After nearly a decade spent scanning space and making countless discoveries, NASA’s Kepler Space Telescope officially retired after running out of fuel about 64 million miles from Earth.
According to NASA, some of the space telescope’s main accomplishments include its 9.6 years spent in space observing more than 530,500 stars, documenting 61 supernovae and discovering 2,662 new planets. The U.S. space agency says that many of these planets discovered by the Kepler “could be promising places for life.”
NASA says it has chosen to retire the spacecraft as it maintains its “current, safe orbit, away from Earth.”
“As NASA’s first planet-hunting mission, Kepler has wildly exceeded all our expectations and paved the way for our exploration and search for life in the solar system and beyond,” Thomas Zurbuchen, associate administrator of NASA’s Science Mission Directorate, said in a news release.
“Not only did it show us how many planets could be out there, it sparked an entirely new and robust field of research that has taken the science community by storm. Its discoveries have shed a new light on our place in the universe, and illuminated the tantalizing mysteries and possibilities among the stars.”

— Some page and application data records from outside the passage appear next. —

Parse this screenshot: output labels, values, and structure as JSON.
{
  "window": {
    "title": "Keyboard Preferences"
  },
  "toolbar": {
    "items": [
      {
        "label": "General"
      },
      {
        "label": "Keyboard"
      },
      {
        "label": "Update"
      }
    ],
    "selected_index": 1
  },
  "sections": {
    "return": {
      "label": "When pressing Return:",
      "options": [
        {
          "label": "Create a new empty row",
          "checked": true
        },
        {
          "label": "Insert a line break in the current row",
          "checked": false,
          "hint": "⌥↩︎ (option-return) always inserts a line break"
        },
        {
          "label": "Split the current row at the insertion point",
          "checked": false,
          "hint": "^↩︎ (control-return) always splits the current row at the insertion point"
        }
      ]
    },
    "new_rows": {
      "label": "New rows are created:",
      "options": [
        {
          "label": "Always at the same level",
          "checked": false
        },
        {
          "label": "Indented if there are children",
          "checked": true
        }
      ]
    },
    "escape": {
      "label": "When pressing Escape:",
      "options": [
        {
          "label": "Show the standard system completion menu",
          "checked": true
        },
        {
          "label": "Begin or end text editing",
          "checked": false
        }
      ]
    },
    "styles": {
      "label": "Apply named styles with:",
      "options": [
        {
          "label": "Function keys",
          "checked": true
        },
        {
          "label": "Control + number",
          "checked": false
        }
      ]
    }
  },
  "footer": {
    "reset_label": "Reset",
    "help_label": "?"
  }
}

Other Kepler findings touted by the space agency include the discovery that 20 to 50 percent of visible stars are likely to have “small, possibly rocky, planets similar in size to Earth” located in the habitable zones of their parent stars.
The space telescope launched back in 2009 with the main goal of finding how common planets outside of Earth’s solar system are. NASA said that the Kepler was able to discover these new planets by staring at a single patch of the sky and then detecting a drop in its brightness.
A drop in brightness can indicate that a planet passed in front of the star being observed by the Kepler. In all, NASA says Kepler’s discoveries have them believing there could be at least one planet orbiting every single star in the sky.
“When we started conceiving this mission 35 years ago we didn’t know of a single planet outside our solar system,” William Borucki, the founding principal investigator for the Kepler team, said in the release.
“Now that we know planets are everywhere, Kepler has set us on a new course that’s full of promise for future generations to explore our galaxy.”
In terms of planet-hunting news, NASA launched its Transiting Exoplanet Survey Satellite in August of this year. The planet-hunting satellite will fly in an orbit that “completes two circuits around Earth every time the Moon orbits once.”
The space agency says this unique orbit will allow the satellite’s cameras to monitor each patch of sky continuously for as long as a month at a time.
The TESS mission is expected to create a database of thousands of new planet candidates that could increase the space agency’s current figure of exoplanets. NASA says the mission will last for two years, and that it will use its four unique wide-field cameras to map 85 percent of the sky.